Agency: European Commission | Branch: FP7 | Program: CP-TP | Phase: KBBE.2013.1.2-05 | Award Amount: 12.09M | Year: 2013
The objective of BIOCOMES is to develop 11 new biological control agents (BCAs) for key markets in European agriculture and forestry. BCAs were identified through market analysis by six manufactures of biological control products. BCAs will primarily be for use in open field crops of vegetables (3), of which 2 are also for use in protected crops, arable crops (3), fruit crops (3), and three different types of forests (2). Primary targeted pests are: gypsy moth (Lymantria dispar), pine weevil (Hylobius abietis), tomato pinworm (Tuta absoluta), white flies, aphids of fruit tree crops and Mamestra brassicae. Primary targeted pathogens are: damping-off diseases in forest nurseries, soilborne pathogens of oilseed rape and cereals, brown rot (Monilinia spp.) of stone fruit, and powdery mildew of cereals (Blumeria graminis). The economic sustainability during the entire development process will be assessed by the responsible industrial partners. The environmental sustainability will be quantified for each BCA by means of the Sustainable Process Index method. The entire developmental process for each of the 11 BCA products is guided by a consultancy partner specialized and leading in (bio) pesticide registration including risk assessments for European (bio) pesticide industries. In vitro production of entomopathogenic viruses as new innovative technique like will be developed aimed at a breakthrough in economic production. Downstream-technology and shelf life for entomopathogenic nematodes will be improved. BIOCOMES will communicate project results with all stakeholders with special attention to European IPM networks throughout the whole project duration.
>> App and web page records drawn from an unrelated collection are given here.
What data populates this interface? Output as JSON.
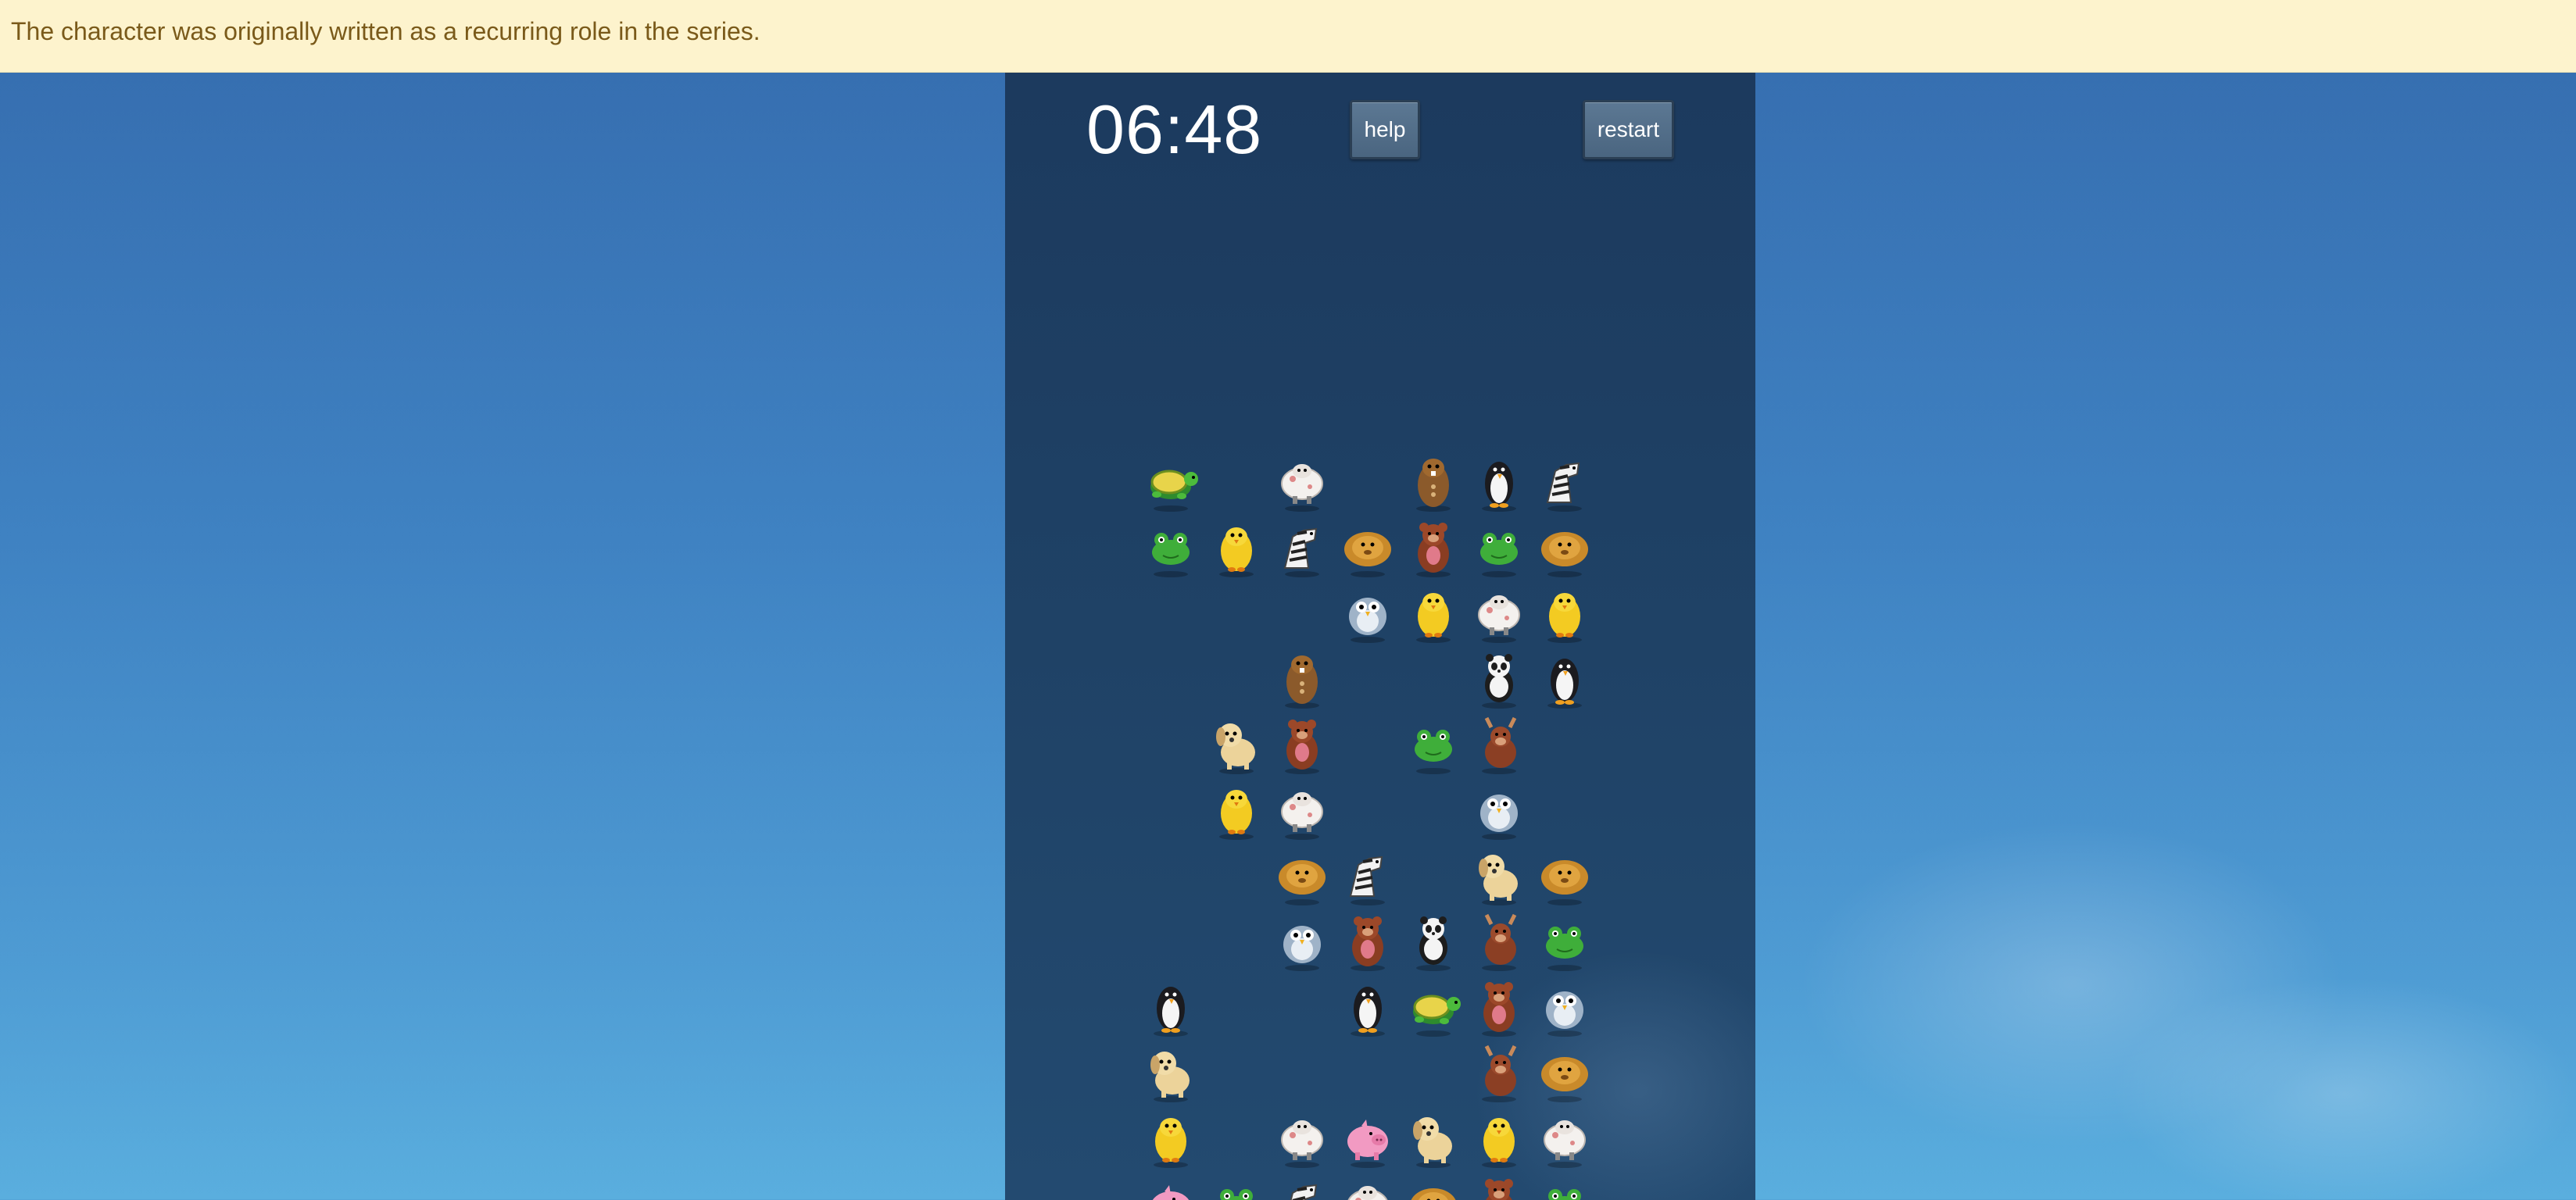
{
  "banner": {
    "text": "The character was originally written as a recurring role in the series."
  },
  "game": {
    "timer": "06:48",
    "help_label": "help",
    "restart_label": "restart"
  },
  "colors": {
    "banner_bg": "#fdf3cd",
    "banner_text": "#7a5a1a",
    "panel_bg": "#1f4266",
    "button_bg": "#526e8a"
  },
  "tiles": [
    {
      "row": 0,
      "col": 0,
      "animal": "turtle"
    },
    {
      "row": 0,
      "col": 2,
      "animal": "sheep"
    },
    {
      "row": 0,
      "col": 4,
      "animal": "beaver"
    },
    {
      "row": 0,
      "col": 5,
      "animal": "penguin"
    },
    {
      "row": 0,
      "col": 6,
      "animal": "zebra"
    },
    {
      "row": 1,
      "col": 0,
      "animal": "frog"
    },
    {
      "row": 1,
      "col": 1,
      "animal": "chick"
    },
    {
      "row": 1,
      "col": 2,
      "animal": "zebra"
    },
    {
      "row": 1,
      "col": 3,
      "animal": "lion"
    },
    {
      "row": 1,
      "col": 4,
      "animal": "bear"
    },
    {
      "row": 1,
      "col": 5,
      "animal": "frog"
    },
    {
      "row": 1,
      "col": 6,
      "animal": "lion"
    },
    {
      "row": 2,
      "col": 3,
      "animal": "owl"
    },
    {
      "row": 2,
      "col": 4,
      "animal": "chick"
    },
    {
      "row": 2,
      "col": 5,
      "animal": "sheep"
    },
    {
      "row": 2,
      "col": 6,
      "animal": "chick"
    },
    {
      "row": 3,
      "col": 2,
      "animal": "beaver"
    },
    {
      "row": 3,
      "col": 5,
      "animal": "panda"
    },
    {
      "row": 3,
      "col": 6,
      "animal": "penguin"
    },
    {
      "row": 4,
      "col": 1,
      "animal": "dog"
    },
    {
      "row": 4,
      "col": 2,
      "animal": "bear"
    },
    {
      "row": 4,
      "col": 4,
      "animal": "frog"
    },
    {
      "row": 4,
      "col": 5,
      "animal": "moose"
    },
    {
      "row": 5,
      "col": 1,
      "animal": "chick"
    },
    {
      "row": 5,
      "col": 2,
      "animal": "sheep"
    },
    {
      "row": 5,
      "col": 5,
      "animal": "owl"
    },
    {
      "row": 6,
      "col": 2,
      "animal": "lion"
    },
    {
      "row": 6,
      "col": 3,
      "animal": "zebra"
    },
    {
      "row": 6,
      "col": 5,
      "animal": "dog"
    },
    {
      "row": 6,
      "col": 6,
      "animal": "lion"
    },
    {
      "row": 7,
      "col": 2,
      "animal": "owl"
    },
    {
      "row": 7,
      "col": 3,
      "animal": "bear"
    },
    {
      "row": 7,
      "col": 4,
      "animal": "panda"
    },
    {
      "row": 7,
      "col": 5,
      "animal": "moose"
    },
    {
      "row": 7,
      "col": 6,
      "animal": "frog"
    },
    {
      "row": 8,
      "col": 0,
      "animal": "penguin"
    },
    {
      "row": 8,
      "col": 3,
      "animal": "penguin"
    },
    {
      "row": 8,
      "col": 4,
      "animal": "turtle"
    },
    {
      "row": 8,
      "col": 5,
      "animal": "bear"
    },
    {
      "row": 8,
      "col": 6,
      "animal": "owl"
    },
    {
      "row": 9,
      "col": 0,
      "animal": "dog"
    },
    {
      "row": 9,
      "col": 5,
      "animal": "moose"
    },
    {
      "row": 9,
      "col": 6,
      "animal": "lion"
    },
    {
      "row": 10,
      "col": 0,
      "animal": "chick"
    },
    {
      "row": 10,
      "col": 2,
      "animal": "sheep"
    },
    {
      "row": 10,
      "col": 3,
      "animal": "pig"
    },
    {
      "row": 10,
      "col": 4,
      "animal": "dog"
    },
    {
      "row": 10,
      "col": 5,
      "animal": "chick"
    },
    {
      "row": 10,
      "col": 6,
      "animal": "sheep"
    },
    {
      "row": 11,
      "col": 0,
      "animal": "pig"
    },
    {
      "row": 11,
      "col": 1,
      "animal": "frog"
    },
    {
      "row": 11,
      "col": 2,
      "animal": "zebra"
    },
    {
      "row": 11,
      "col": 3,
      "animal": "sheep"
    },
    {
      "row": 11,
      "col": 4,
      "animal": "lion"
    },
    {
      "row": 11,
      "col": 5,
      "animal": "bear"
    },
    {
      "row": 11,
      "col": 6,
      "animal": "frog"
    }
  ]
}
BIOCOMES combines the expertise of 10 industrial SME partners, 3 larger industrial partners and 14 research partners with 38% of the requested EU contribution supporting SMEs. All 11 BCA solutions will be novel IPM tools and new alternatives to replace major pesticide applications in European agriculture and forestry.